Bobby Renfro walked into the administration office of Roane Medical Center wearing his “principal’s face,” and he was looking for Jason Pilant, Roane’s chief administrative officer (CAO).
“Is the CAO of this hospital here?” he asked Beth Kincaid, Roane’s executive assistant sternly. “I think I actually scared her,” he said later, “because the look on her face was like, ‘Uh oh … John Jones, please come to the office.’”
But Renfro was there to share good words and praise for Roane Medical Center for quality care during his recent four-day hospital stay. “I just wanted to come down here and thank [the CAO]”, he explained, noting that he considered his hospital experience to have been “really well organized and effective.”
Renfro should know about quality, organization and effectiveness. His post-academic career was spent as director of workforce development for the U.S. Department of Labor. That’s where he became an expert at recognizing problems in failing companies, recommending improvements, or closing the business and retraining workers for new careers.
But Renfro saw no problems at RMC.
“Everything was really just shockingly good,” said Renfro, who has business experience in the healthcare world. He developed nurse training for displaced workers and studied quality control standards at MD Anderson Cancer Center in Houston, Texas. “My treatment was better than anything could ever be any place else, including that of MD Anderson.”
Renfro’s visit to RMC’s administration offices came about two weeks after he awakened at 4 a.m. with heavy internal bleeding caused by a ruptured colon infection.
At the hospital, he was greeted immediately and sent back for a battery of tests to determine the problem. “As soon as I walked into that emergency room, the woman at the desk could tell I had an issue,” said Renfro. “She asked my name and date of birth, then she hollered for a gurney, which came immediately and took me back to the emergency room.”
Over the next several days, Renfro said he saw other marks of excellence. “They don’t treat you like you’re a number,” he said. “Every person was friendly and every person made sure I felt like the most important person in there.”
“Of course, I pay attention to things that maybe other people wouldn’t pay attention to,” he said. As an example, he said that service coordination between departments was obvious, much like a relay team handing off the baton.

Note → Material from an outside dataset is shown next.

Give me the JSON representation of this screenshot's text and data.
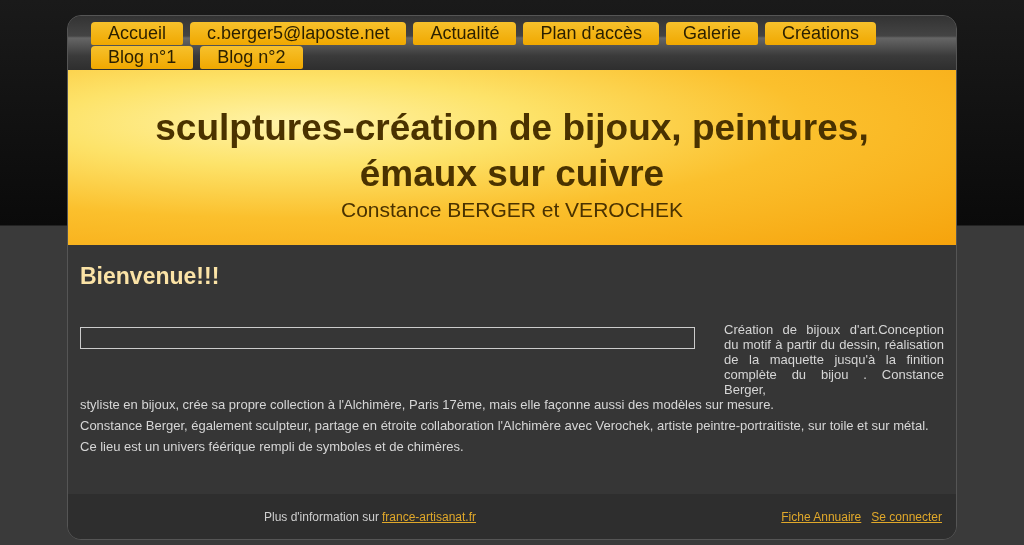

Renfro said he wanted to thank Pilant because the staff “needs to be recognized for the good jobs they do. These are the things that make the system effective,” Renfro added. “It’s not the big deal that they did some innovative new surgery. It’s the woman out front that greets you. It’s the guy that parks the car for you. It’s the cook that cooked the food for you. Total teamwork solves most problems.”